■ AIM OF THE EXERCISE: Which lines in the records below contain the word "Pedant"? Copy each one.

(Web page and app entries)
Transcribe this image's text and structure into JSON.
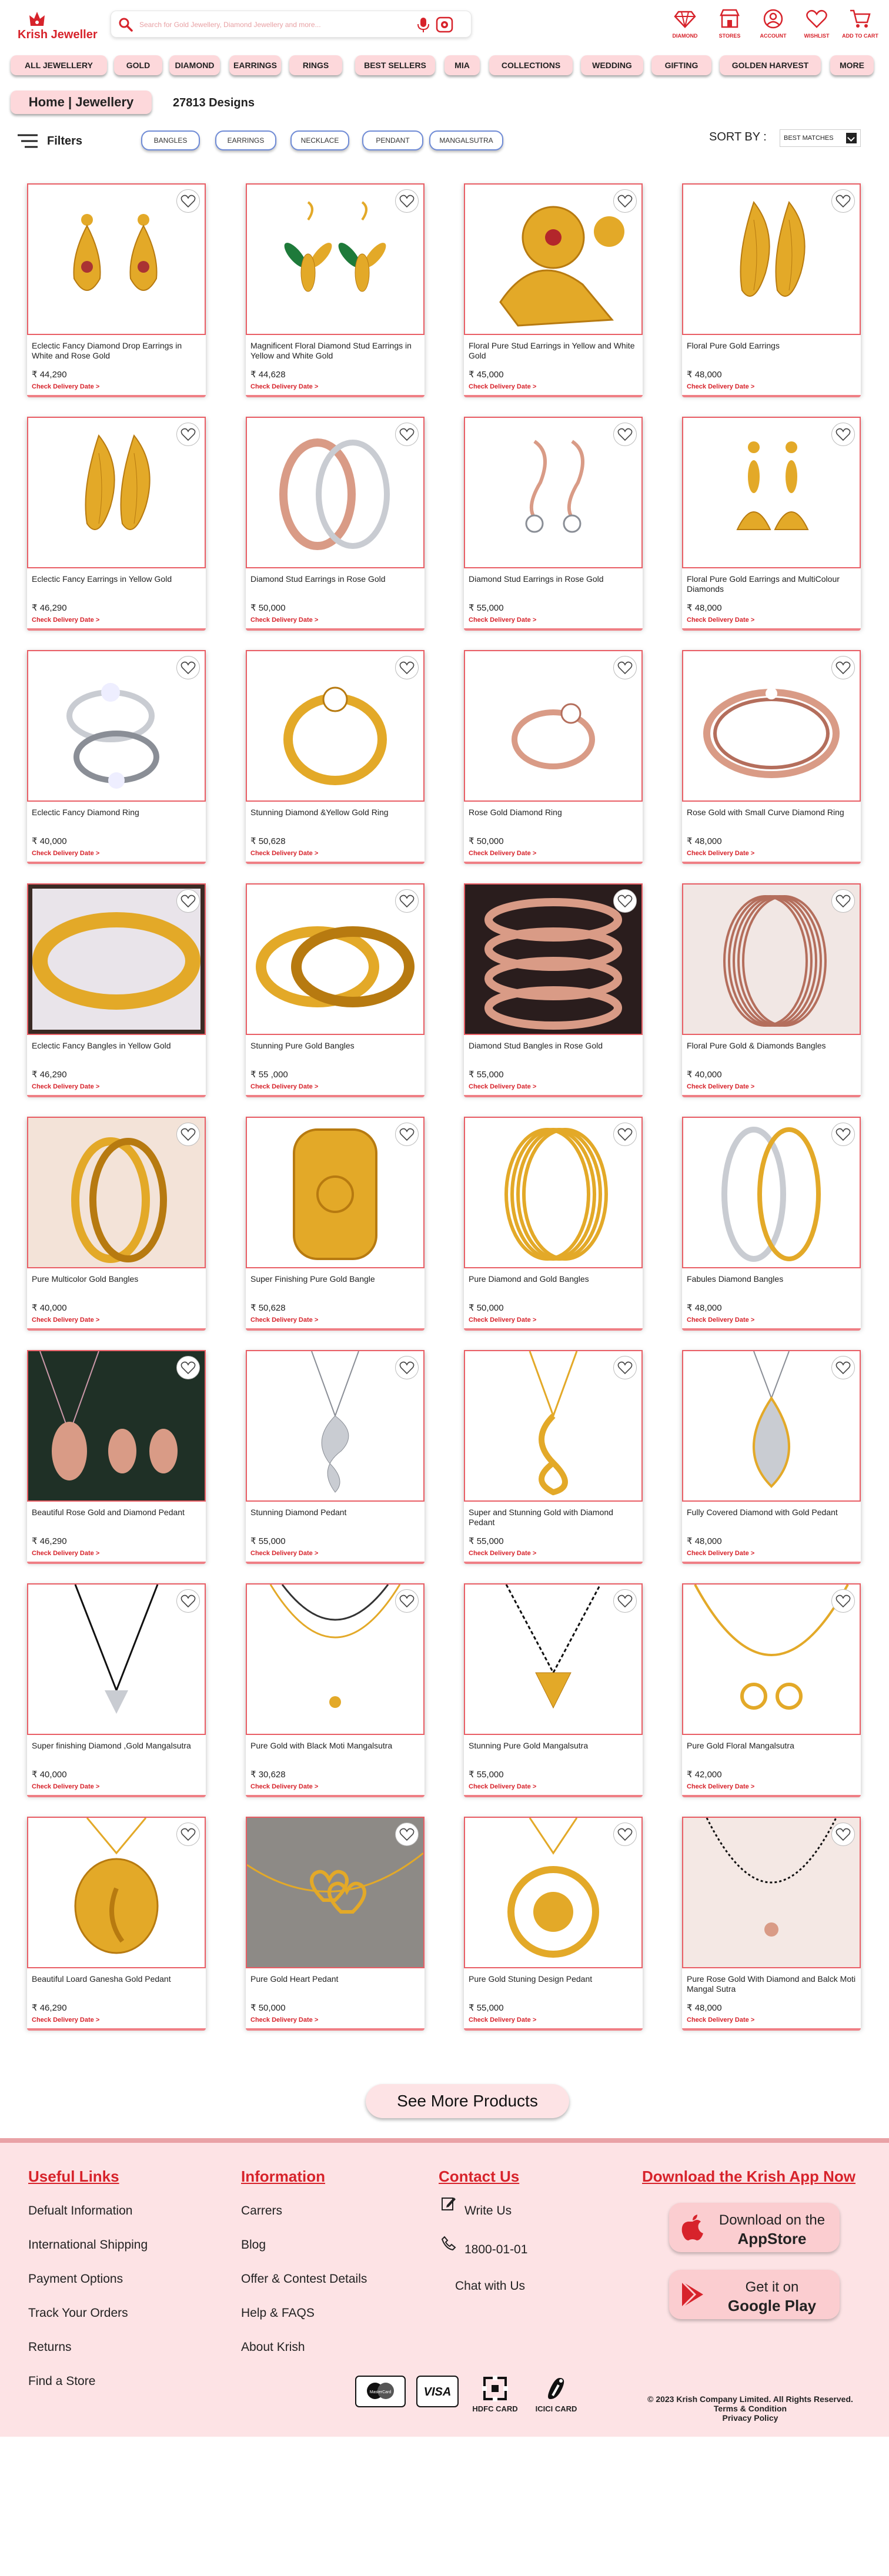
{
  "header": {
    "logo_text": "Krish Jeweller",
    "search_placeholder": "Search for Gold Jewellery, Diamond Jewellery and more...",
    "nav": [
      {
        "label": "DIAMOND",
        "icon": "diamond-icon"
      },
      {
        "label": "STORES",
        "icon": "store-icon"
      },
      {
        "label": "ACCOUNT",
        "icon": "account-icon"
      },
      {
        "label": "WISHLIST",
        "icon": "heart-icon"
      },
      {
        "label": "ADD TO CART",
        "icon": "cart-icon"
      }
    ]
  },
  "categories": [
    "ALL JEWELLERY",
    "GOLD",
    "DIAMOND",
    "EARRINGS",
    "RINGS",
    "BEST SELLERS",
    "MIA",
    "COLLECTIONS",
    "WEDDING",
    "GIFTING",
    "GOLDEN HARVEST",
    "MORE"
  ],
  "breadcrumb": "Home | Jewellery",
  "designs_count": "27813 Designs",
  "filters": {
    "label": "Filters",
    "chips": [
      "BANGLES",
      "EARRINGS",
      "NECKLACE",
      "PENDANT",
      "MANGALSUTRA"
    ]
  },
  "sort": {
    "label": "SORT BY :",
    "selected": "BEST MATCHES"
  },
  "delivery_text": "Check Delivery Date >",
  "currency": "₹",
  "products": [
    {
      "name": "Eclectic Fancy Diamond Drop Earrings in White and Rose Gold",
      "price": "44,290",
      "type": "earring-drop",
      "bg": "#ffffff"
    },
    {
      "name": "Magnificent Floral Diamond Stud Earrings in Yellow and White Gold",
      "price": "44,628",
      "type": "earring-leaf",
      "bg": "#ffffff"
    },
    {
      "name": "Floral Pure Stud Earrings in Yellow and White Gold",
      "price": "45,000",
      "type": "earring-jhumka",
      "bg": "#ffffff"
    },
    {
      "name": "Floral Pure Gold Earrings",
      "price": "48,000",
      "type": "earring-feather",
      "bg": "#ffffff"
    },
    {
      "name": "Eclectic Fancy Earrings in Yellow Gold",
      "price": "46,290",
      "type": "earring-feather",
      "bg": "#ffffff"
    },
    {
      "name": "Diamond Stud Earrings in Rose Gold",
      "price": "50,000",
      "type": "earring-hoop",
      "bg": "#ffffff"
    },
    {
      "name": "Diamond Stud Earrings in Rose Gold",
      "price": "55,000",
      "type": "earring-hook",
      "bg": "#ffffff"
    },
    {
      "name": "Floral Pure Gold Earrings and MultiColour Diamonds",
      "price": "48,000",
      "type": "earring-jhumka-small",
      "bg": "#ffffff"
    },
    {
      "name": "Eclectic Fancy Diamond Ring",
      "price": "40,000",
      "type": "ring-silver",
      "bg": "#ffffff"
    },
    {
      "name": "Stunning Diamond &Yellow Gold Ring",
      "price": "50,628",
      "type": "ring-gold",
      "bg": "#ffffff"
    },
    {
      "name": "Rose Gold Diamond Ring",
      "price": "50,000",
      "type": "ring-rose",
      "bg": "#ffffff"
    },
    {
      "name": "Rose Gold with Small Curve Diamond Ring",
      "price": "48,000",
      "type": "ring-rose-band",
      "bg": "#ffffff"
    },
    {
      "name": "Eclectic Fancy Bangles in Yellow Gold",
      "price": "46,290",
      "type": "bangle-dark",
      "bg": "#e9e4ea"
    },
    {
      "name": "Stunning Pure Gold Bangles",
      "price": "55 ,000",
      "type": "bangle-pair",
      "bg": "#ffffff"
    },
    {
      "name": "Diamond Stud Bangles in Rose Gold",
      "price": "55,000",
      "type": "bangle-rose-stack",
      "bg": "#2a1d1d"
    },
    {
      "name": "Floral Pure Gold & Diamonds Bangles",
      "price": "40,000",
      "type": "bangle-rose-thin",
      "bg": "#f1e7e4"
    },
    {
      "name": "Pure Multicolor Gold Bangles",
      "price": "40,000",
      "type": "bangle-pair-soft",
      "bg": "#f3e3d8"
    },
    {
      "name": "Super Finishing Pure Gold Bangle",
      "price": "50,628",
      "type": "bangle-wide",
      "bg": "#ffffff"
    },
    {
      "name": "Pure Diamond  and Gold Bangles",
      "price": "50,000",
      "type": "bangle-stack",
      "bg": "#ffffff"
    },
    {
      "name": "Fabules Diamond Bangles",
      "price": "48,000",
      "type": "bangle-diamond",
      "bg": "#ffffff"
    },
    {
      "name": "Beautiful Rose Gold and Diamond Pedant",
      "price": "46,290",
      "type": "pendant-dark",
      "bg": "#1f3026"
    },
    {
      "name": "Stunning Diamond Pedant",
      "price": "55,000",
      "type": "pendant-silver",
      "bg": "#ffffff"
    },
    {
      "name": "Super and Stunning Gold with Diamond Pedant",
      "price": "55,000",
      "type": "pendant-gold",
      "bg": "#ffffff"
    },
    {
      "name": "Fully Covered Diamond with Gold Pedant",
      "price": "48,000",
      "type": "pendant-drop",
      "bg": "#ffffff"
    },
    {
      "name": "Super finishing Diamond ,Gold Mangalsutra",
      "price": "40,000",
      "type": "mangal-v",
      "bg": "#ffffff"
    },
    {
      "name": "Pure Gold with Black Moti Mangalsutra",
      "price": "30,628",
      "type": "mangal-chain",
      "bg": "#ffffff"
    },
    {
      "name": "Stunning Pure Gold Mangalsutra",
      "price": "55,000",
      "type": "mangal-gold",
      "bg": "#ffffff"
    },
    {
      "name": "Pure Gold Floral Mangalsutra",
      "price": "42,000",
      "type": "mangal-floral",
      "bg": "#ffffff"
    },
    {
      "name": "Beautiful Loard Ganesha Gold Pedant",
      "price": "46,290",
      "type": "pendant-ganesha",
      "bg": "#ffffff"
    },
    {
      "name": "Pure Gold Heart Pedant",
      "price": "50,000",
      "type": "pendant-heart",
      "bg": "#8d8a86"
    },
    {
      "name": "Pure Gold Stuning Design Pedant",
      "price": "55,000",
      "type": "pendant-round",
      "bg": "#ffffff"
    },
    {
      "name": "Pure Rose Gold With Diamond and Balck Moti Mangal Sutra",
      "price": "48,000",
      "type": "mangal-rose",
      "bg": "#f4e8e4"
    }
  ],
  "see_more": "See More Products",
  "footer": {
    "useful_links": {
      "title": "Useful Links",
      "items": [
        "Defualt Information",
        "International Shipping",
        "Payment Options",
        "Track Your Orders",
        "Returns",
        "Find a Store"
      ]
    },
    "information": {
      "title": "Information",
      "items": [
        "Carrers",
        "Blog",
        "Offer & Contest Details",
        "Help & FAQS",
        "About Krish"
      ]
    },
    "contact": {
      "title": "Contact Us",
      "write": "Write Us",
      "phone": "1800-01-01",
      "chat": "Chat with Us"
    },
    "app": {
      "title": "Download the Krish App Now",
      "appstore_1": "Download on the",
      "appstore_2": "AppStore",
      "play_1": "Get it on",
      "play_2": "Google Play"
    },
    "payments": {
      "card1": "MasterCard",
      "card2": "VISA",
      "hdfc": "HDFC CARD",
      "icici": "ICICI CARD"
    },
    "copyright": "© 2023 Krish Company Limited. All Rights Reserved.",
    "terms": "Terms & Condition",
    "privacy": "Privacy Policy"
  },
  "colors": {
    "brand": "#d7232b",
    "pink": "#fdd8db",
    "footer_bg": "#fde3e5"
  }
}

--

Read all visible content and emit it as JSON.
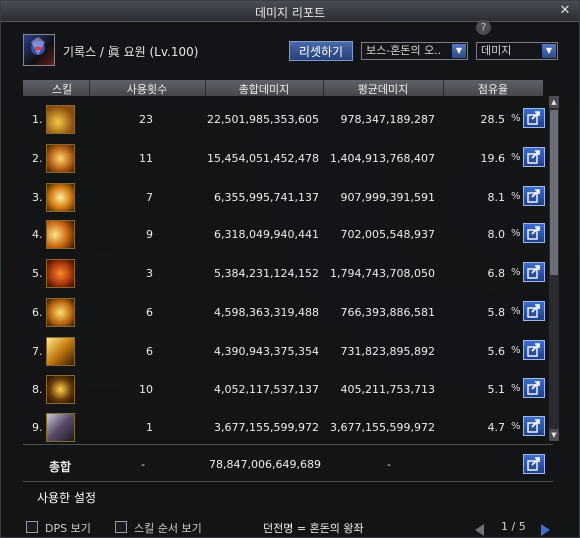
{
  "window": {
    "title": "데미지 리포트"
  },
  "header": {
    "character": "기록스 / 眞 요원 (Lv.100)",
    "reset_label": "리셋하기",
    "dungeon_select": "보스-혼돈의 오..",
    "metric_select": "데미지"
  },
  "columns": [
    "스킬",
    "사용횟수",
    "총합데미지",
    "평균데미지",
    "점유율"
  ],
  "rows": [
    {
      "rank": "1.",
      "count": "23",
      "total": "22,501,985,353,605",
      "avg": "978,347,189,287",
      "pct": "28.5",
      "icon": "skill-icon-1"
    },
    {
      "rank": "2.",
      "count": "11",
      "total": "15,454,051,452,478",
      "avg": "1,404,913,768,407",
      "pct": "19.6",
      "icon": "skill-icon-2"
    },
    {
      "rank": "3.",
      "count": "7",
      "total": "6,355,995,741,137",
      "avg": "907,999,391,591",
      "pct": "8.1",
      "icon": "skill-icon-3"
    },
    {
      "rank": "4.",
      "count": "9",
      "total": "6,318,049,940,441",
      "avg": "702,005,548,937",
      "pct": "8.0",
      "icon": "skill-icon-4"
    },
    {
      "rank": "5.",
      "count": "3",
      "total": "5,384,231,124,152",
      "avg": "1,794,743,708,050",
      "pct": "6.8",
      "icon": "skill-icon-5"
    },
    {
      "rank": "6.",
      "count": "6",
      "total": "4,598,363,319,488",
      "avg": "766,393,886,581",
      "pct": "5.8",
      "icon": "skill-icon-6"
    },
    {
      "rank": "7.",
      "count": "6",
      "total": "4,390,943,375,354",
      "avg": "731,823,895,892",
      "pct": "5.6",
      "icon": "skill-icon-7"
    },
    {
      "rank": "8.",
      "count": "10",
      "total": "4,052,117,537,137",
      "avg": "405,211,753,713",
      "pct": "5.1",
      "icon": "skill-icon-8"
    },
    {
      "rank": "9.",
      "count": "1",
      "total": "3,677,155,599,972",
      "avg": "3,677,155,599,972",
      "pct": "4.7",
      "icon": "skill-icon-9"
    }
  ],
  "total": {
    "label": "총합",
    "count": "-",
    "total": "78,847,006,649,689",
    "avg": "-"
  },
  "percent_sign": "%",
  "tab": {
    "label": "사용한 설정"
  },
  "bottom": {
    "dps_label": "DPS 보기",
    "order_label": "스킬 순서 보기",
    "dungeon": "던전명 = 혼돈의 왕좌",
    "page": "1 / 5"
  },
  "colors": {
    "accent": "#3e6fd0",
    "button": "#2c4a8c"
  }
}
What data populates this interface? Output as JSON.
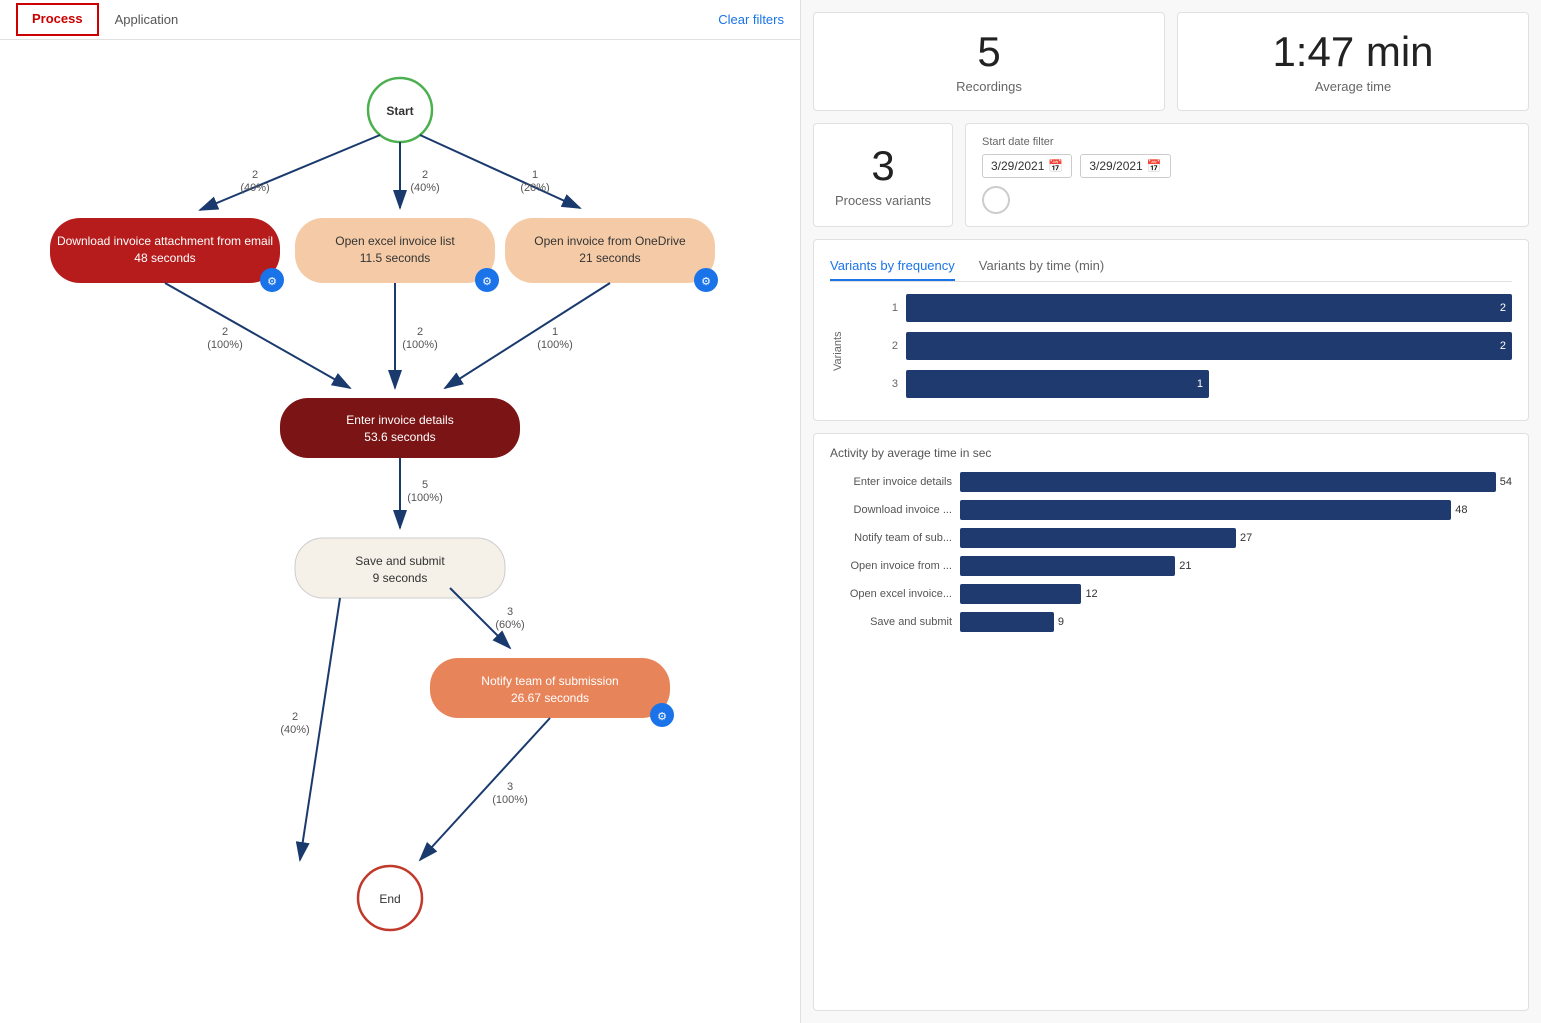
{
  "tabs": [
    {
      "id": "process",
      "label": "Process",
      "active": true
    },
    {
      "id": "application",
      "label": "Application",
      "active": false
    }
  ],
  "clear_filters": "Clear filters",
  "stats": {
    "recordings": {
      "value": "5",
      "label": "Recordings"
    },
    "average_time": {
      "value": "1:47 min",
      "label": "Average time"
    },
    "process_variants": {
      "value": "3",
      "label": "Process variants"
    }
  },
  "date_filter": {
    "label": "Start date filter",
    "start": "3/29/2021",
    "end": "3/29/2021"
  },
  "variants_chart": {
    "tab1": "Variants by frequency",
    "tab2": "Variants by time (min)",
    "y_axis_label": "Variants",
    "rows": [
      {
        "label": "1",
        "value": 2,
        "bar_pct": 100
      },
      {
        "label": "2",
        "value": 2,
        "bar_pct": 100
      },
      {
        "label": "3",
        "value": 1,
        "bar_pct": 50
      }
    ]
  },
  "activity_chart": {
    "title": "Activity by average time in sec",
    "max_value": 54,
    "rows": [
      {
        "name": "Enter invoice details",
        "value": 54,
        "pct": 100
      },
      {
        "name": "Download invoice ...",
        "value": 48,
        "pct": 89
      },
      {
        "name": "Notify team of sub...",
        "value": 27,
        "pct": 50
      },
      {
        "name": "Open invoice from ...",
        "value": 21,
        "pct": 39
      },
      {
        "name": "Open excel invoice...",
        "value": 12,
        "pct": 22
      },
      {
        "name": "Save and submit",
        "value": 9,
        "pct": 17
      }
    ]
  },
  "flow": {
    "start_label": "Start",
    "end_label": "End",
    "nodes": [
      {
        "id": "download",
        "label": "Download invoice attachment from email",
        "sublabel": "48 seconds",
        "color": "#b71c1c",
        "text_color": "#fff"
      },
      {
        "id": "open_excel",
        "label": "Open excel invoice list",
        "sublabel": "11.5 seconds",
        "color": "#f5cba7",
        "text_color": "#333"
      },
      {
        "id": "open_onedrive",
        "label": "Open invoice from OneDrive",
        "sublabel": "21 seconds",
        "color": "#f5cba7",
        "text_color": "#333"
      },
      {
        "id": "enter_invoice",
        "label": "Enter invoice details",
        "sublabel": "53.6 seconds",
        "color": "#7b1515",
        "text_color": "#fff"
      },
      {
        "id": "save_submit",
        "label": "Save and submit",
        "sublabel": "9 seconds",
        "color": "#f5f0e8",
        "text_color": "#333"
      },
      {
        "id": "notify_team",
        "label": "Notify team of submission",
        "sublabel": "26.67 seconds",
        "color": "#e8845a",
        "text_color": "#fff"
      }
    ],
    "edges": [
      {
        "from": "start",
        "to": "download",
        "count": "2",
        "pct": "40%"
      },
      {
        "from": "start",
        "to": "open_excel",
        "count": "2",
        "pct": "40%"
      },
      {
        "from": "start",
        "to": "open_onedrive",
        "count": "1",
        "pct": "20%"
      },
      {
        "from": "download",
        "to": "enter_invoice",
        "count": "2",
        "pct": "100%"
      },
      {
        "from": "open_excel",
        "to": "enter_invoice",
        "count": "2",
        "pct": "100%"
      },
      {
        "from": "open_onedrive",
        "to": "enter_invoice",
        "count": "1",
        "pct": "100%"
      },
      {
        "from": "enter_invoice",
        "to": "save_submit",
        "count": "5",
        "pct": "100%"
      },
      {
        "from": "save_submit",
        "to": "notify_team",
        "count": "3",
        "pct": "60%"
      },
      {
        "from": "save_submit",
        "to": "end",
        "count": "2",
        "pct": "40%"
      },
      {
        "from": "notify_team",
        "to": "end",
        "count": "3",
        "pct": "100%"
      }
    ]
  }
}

■ OUTPUT:
      "name": "Beautiful Rose Gold and Diamond Pedant",
      "name": "Stunning Diamond Pedant",
      "name": "Super and Stunning Gold with Diamond Pedant",
      "name": "Fully Covered Diamond with Gold Pedant",
      "name": "Beautiful Loard Ganesha Gold Pedant",
      "name": "Pure Gold Heart Pedant",
      "name": "Pure Gold Stuning Design Pedant",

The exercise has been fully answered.